Task objective: From the data, copy out every line in which the word "Exchange" appears.

Page and application data records:
--- START ---

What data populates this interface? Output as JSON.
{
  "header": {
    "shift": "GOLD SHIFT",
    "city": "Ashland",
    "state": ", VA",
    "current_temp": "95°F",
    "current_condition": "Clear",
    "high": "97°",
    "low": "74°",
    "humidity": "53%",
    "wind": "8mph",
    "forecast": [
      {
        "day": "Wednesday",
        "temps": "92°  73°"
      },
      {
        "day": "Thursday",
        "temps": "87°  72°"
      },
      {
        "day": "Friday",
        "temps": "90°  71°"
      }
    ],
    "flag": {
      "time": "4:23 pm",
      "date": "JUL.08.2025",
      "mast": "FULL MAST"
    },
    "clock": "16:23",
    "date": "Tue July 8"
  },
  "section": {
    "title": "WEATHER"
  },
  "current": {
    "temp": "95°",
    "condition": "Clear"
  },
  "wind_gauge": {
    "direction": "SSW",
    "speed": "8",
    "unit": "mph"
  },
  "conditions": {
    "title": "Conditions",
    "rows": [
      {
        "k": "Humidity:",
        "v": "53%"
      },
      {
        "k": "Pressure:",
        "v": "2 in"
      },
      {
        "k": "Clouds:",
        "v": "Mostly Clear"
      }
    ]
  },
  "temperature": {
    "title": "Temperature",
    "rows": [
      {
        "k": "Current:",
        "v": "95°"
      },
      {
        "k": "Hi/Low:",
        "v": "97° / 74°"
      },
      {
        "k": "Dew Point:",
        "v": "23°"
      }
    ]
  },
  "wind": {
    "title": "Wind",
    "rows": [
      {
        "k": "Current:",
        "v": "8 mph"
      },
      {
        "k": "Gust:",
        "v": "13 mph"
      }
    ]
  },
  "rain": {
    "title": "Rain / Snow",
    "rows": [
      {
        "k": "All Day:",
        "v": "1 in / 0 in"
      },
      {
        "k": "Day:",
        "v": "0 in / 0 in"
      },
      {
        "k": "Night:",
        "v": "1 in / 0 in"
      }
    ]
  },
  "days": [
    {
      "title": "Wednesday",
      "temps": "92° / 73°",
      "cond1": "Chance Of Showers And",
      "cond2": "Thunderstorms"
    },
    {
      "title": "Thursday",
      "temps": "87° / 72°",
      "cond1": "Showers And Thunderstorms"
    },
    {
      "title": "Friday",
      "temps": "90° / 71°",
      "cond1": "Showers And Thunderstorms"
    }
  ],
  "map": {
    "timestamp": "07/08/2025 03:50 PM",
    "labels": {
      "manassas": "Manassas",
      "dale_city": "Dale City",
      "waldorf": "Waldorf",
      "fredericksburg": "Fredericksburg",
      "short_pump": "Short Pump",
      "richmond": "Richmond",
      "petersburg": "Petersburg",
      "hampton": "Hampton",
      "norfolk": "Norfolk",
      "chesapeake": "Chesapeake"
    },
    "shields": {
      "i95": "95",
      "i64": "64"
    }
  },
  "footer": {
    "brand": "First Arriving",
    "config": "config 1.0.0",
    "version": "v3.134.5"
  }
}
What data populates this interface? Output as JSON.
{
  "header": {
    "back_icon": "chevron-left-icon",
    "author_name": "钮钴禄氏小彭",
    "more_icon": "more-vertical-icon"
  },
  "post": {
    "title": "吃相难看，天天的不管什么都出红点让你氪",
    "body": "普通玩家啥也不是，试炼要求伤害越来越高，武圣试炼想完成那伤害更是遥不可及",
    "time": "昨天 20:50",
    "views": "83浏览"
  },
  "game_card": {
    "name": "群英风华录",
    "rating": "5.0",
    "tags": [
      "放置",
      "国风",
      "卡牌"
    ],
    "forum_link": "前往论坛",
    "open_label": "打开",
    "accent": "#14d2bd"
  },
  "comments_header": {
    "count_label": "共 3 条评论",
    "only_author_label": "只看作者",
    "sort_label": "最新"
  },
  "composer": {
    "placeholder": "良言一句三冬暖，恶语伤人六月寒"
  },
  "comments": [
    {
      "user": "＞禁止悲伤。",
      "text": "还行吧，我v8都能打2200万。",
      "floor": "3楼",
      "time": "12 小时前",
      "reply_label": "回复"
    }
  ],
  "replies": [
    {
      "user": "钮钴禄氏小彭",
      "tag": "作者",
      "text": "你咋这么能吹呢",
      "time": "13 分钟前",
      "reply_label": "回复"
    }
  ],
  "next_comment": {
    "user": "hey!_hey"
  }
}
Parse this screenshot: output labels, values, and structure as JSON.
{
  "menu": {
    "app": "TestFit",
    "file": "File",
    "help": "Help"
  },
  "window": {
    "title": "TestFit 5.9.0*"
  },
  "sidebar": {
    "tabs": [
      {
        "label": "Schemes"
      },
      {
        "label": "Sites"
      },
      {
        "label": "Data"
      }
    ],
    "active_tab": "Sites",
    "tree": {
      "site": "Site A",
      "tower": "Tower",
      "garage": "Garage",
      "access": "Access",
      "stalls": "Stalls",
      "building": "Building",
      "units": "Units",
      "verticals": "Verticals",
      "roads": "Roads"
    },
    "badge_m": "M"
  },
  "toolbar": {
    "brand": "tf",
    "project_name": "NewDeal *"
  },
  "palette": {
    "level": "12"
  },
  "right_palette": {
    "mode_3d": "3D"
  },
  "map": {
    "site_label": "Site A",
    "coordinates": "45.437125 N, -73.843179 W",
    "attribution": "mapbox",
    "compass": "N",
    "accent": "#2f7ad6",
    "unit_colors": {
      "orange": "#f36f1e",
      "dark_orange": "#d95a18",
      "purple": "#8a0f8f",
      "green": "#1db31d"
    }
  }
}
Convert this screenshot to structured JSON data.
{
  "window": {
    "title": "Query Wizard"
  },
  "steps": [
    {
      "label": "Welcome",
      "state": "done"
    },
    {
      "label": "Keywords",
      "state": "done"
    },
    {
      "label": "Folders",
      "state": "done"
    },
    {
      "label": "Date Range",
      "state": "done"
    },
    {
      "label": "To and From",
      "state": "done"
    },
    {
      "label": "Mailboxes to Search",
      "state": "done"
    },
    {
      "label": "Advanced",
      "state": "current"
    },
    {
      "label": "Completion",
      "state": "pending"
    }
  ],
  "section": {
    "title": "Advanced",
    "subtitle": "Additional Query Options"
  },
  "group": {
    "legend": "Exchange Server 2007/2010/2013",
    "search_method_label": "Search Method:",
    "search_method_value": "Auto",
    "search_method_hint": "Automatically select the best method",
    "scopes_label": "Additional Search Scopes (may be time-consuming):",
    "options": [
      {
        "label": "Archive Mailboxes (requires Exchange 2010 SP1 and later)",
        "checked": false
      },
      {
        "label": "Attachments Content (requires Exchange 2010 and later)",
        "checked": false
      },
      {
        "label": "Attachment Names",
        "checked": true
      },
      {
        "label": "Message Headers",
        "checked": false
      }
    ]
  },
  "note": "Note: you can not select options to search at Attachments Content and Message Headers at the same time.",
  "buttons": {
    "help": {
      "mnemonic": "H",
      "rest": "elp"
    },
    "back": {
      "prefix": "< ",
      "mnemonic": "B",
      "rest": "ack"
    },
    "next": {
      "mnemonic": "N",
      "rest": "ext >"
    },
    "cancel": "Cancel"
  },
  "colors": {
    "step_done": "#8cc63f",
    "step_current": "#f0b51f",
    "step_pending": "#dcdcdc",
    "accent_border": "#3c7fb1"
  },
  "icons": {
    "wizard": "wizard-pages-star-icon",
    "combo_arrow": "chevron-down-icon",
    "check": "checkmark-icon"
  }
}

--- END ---

Response area:
    "legend": "Exchange Server 2007/2010/2013",
        "label": "Archive Mailboxes (requires Exchange 2010 SP1 and later)",
        "label": "Attachments Content (requires Exchange 2010 and later)",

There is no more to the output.